A faithful copy of the entries, without any pictures, is what is needed here.
== AVAILABLE RECORDS ==
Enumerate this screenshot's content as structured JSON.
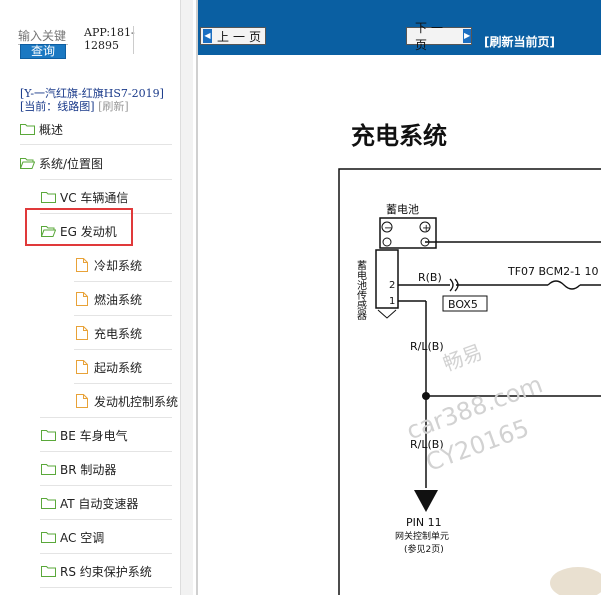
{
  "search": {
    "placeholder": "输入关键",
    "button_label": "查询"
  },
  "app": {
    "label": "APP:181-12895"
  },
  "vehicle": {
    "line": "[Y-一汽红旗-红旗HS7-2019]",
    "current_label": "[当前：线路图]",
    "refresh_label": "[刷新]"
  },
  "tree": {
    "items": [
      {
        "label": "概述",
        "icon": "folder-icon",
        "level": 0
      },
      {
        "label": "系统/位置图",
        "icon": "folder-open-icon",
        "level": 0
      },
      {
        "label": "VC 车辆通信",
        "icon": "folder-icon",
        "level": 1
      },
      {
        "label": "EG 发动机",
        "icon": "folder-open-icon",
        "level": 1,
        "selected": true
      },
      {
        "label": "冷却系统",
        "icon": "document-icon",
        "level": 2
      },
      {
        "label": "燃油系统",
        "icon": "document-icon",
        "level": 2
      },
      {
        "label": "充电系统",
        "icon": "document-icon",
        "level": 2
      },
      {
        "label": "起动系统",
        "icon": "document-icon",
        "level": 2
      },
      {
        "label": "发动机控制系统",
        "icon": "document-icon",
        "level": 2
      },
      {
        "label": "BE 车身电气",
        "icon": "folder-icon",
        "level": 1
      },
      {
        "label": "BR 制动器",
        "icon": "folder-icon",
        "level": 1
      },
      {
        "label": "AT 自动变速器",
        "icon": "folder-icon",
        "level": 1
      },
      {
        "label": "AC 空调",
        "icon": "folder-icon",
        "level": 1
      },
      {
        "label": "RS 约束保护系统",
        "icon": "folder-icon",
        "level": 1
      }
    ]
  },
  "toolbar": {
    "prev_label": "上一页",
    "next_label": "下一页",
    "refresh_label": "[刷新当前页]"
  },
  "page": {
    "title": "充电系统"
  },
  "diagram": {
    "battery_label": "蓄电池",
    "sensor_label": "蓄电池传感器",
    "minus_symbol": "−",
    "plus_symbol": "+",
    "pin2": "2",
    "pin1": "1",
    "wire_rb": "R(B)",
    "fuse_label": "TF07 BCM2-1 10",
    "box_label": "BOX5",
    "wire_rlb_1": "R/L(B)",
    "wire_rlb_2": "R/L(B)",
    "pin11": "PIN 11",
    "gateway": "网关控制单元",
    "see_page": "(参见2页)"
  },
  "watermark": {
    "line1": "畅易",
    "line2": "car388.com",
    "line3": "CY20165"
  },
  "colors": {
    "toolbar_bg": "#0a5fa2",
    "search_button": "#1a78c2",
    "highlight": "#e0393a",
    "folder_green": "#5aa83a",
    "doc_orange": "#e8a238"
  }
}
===
EXERCISE RESPONSE
Enumerate this screenshot's content as structured JSON.
{
  "search": {
    "placeholder": "输入关键",
    "button_label": "查询"
  },
  "app": {
    "label": "APP:181-12895"
  },
  "vehicle": {
    "line": "[Y-一汽红旗-红旗HS7-2019]",
    "current_label": "[当前：线路图]",
    "refresh_label": "[刷新]"
  },
  "tree": {
    "items": [
      {
        "label": "概述",
        "icon": "folder-icon",
        "level": 0
      },
      {
        "label": "系统/位置图",
        "icon": "folder-open-icon",
        "level": 0
      },
      {
        "label": "VC 车辆通信",
        "icon": "folder-icon",
        "level": 1
      },
      {
        "label": "EG 发动机",
        "icon": "folder-open-icon",
        "level": 1,
        "selected": true
      },
      {
        "label": "冷却系统",
        "icon": "document-icon",
        "level": 2
      },
      {
        "label": "燃油系统",
        "icon": "document-icon",
        "level": 2
      },
      {
        "label": "充电系统",
        "icon": "document-icon",
        "level": 2
      },
      {
        "label": "起动系统",
        "icon": "document-icon",
        "level": 2
      },
      {
        "label": "发动机控制系统",
        "icon": "document-icon",
        "level": 2
      },
      {
        "label": "BE 车身电气",
        "icon": "folder-icon",
        "level": 1
      },
      {
        "label": "BR 制动器",
        "icon": "folder-icon",
        "level": 1
      },
      {
        "label": "AT 自动变速器",
        "icon": "folder-icon",
        "level": 1
      },
      {
        "label": "AC 空调",
        "icon": "folder-icon",
        "level": 1
      },
      {
        "label": "RS 约束保护系统",
        "icon": "folder-icon",
        "level": 1
      }
    ]
  },
  "toolbar": {
    "prev_label": "上一页",
    "next_label": "下一页",
    "refresh_label": "[刷新当前页]"
  },
  "page": {
    "title": "充电系统"
  },
  "diagram": {
    "battery_label": "蓄电池",
    "sensor_label": "蓄电池传感器",
    "minus_symbol": "−",
    "plus_symbol": "+",
    "pin2": "2",
    "pin1": "1",
    "wire_rb": "R(B)",
    "fuse_label": "TF07 BCM2-1 10",
    "box_label": "BOX5",
    "wire_rlb_1": "R/L(B)",
    "wire_rlb_2": "R/L(B)",
    "pin11": "PIN 11",
    "gateway": "网关控制单元",
    "see_page": "(参见2页)"
  },
  "watermark": {
    "line1": "畅易",
    "line2": "car388.com",
    "line3": "CY20165"
  },
  "colors": {
    "toolbar_bg": "#0a5fa2",
    "search_button": "#1a78c2",
    "highlight": "#e0393a",
    "folder_green": "#5aa83a",
    "doc_orange": "#e8a238"
  }
}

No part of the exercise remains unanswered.